= Beginning of Section =
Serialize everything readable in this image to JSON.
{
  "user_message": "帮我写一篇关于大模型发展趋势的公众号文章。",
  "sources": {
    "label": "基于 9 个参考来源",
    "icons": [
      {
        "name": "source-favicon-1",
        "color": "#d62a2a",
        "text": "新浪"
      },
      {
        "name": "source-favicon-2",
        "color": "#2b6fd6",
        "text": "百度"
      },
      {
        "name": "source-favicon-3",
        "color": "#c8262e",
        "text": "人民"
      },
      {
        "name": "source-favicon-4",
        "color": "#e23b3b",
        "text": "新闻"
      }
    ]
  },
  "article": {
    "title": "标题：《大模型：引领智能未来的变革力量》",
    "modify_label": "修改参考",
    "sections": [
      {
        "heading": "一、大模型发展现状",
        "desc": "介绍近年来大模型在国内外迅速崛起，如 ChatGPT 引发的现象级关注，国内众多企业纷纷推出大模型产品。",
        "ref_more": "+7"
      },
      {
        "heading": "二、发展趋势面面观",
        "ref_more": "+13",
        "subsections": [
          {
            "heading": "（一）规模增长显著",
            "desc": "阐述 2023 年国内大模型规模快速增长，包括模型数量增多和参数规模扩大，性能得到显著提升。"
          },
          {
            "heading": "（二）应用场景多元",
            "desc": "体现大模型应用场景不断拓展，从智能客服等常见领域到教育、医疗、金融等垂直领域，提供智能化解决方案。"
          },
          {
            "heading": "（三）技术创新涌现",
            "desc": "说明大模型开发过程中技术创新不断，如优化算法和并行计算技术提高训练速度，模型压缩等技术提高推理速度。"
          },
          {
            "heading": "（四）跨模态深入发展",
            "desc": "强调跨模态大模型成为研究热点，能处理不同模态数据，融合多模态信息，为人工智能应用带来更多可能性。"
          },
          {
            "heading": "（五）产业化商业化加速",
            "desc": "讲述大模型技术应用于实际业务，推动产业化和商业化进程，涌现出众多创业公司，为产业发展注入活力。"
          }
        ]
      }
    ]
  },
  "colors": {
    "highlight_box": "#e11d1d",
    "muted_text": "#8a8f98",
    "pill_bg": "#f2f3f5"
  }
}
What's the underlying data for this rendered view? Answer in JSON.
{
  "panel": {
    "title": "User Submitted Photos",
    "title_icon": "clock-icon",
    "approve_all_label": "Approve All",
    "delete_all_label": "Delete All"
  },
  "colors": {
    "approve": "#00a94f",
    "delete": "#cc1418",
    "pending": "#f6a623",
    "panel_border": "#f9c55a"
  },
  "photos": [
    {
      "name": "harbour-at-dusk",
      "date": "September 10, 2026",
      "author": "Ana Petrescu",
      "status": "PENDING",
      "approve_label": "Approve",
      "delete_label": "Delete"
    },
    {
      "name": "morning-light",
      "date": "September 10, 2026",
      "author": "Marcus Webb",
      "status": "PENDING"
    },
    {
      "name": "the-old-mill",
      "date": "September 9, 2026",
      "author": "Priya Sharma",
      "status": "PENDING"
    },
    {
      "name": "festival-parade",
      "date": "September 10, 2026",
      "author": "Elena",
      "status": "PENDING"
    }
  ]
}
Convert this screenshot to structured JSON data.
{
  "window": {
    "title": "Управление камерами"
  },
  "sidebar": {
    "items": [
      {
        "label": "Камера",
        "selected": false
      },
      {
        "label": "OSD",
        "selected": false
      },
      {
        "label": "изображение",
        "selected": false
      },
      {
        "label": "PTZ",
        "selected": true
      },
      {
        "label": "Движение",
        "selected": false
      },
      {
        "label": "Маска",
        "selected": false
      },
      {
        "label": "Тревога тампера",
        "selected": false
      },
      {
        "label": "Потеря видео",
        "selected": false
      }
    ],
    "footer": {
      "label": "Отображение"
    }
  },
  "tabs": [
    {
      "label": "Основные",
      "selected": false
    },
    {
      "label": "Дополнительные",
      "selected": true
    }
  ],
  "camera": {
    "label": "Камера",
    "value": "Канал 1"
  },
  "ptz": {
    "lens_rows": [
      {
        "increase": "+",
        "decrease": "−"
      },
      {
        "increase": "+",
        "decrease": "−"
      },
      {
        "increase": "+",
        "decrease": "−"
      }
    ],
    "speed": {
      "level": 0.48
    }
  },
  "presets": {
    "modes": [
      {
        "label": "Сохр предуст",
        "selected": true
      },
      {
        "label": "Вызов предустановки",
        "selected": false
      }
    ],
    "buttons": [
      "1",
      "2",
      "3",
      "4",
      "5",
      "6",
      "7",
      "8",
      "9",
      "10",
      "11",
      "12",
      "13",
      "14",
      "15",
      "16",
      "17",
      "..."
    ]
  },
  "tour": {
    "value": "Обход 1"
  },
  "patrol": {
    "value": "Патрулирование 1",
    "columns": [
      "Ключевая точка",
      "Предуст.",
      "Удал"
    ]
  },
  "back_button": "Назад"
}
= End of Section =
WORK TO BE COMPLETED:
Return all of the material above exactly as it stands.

ANSWER BOX:
Serialize everything readable in this image to JSON.
{
  "user_message": "帮我写一篇关于大模型发展趋势的公众号文章。",
  "sources": {
    "label": "基于 9 个参考来源",
    "icons": [
      {
        "name": "source-favicon-1",
        "color": "#d62a2a",
        "text": "新浪"
      },
      {
        "name": "source-favicon-2",
        "color": "#2b6fd6",
        "text": "百度"
      },
      {
        "name": "source-favicon-3",
        "color": "#c8262e",
        "text": "人民"
      },
      {
        "name": "source-favicon-4",
        "color": "#e23b3b",
        "text": "新闻"
      }
    ]
  },
  "article": {
    "title": "标题：《大模型：引领智能未来的变革力量》",
    "modify_label": "修改参考",
    "sections": [
      {
        "heading": "一、大模型发展现状",
        "desc": "介绍近年来大模型在国内外迅速崛起，如 ChatGPT 引发的现象级关注，国内众多企业纷纷推出大模型产品。",
        "ref_more": "+7"
      },
      {
        "heading": "二、发展趋势面面观",
        "ref_more": "+13",
        "subsections": [
          {
            "heading": "（一）规模增长显著",
            "desc": "阐述 2023 年国内大模型规模快速增长，包括模型数量增多和参数规模扩大，性能得到显著提升。"
          },
          {
            "heading": "（二）应用场景多元",
            "desc": "体现大模型应用场景不断拓展，从智能客服等常见领域到教育、医疗、金融等垂直领域，提供智能化解决方案。"
          },
          {
            "heading": "（三）技术创新涌现",
            "desc": "说明大模型开发过程中技术创新不断，如优化算法和并行计算技术提高训练速度，模型压缩等技术提高推理速度。"
          },
          {
            "heading": "（四）跨模态深入发展",
            "desc": "强调跨模态大模型成为研究热点，能处理不同模态数据，融合多模态信息，为人工智能应用带来更多可能性。"
          },
          {
            "heading": "（五）产业化商业化加速",
            "desc": "讲述大模型技术应用于实际业务，推动产业化和商业化进程，涌现出众多创业公司，为产业发展注入活力。"
          }
        ]
      }
    ]
  },
  "colors": {
    "highlight_box": "#e11d1d",
    "muted_text": "#8a8f98",
    "pill_bg": "#f2f3f5"
  }
}
What's the underlying data for this rendered view? Answer in JSON.
{
  "panel": {
    "title": "User Submitted Photos",
    "title_icon": "clock-icon",
    "approve_all_label": "Approve All",
    "delete_all_label": "Delete All"
  },
  "colors": {
    "approve": "#00a94f",
    "delete": "#cc1418",
    "pending": "#f6a623",
    "panel_border": "#f9c55a"
  },
  "photos": [
    {
      "name": "harbour-at-dusk",
      "date": "September 10, 2026",
      "author": "Ana Petrescu",
      "status": "PENDING",
      "approve_label": "Approve",
      "delete_label": "Delete"
    },
    {
      "name": "morning-light",
      "date": "September 10, 2026",
      "author": "Marcus Webb",
      "status": "PENDING"
    },
    {
      "name": "the-old-mill",
      "date": "September 9, 2026",
      "author": "Priya Sharma",
      "status": "PENDING"
    },
    {
      "name": "festival-parade",
      "date": "September 10, 2026",
      "author": "Elena",
      "status": "PENDING"
    }
  ]
}
Convert this screenshot to structured JSON data.
{
  "window": {
    "title": "Управление камерами"
  },
  "sidebar": {
    "items": [
      {
        "label": "Камера",
        "selected": false
      },
      {
        "label": "OSD",
        "selected": false
      },
      {
        "label": "изображение",
        "selected": false
      },
      {
        "label": "PTZ",
        "selected": true
      },
      {
        "label": "Движение",
        "selected": false
      },
      {
        "label": "Маска",
        "selected": false
      },
      {
        "label": "Тревога тампера",
        "selected": false
      },
      {
        "label": "Потеря видео",
        "selected": false
      }
    ],
    "footer": {
      "label": "Отображение"
    }
  },
  "tabs": [
    {
      "label": "Основные",
      "selected": false
    },
    {
      "label": "Дополнительные",
      "selected": true
    }
  ],
  "camera": {
    "label": "Камера",
    "value": "Канал 1"
  },
  "ptz": {
    "lens_rows": [
      {
        "increase": "+",
        "decrease": "−"
      },
      {
        "increase": "+",
        "decrease": "−"
      },
      {
        "increase": "+",
        "decrease": "−"
      }
    ],
    "speed": {
      "level": 0.48
    }
  },
  "presets": {
    "modes": [
      {
        "label": "Сохр предуст",
        "selected": true
      },
      {
        "label": "Вызов предустановки",
        "selected": false
      }
    ],
    "buttons": [
      "1",
      "2",
      "3",
      "4",
      "5",
      "6",
      "7",
      "8",
      "9",
      "10",
      "11",
      "12",
      "13",
      "14",
      "15",
      "16",
      "17",
      "..."
    ]
  },
  "tour": {
    "value": "Обход 1"
  },
  "patrol": {
    "value": "Патрулирование 1",
    "columns": [
      "Ключевая точка",
      "Предуст.",
      "Удал"
    ]
  },
  "back_button": "Назад"
}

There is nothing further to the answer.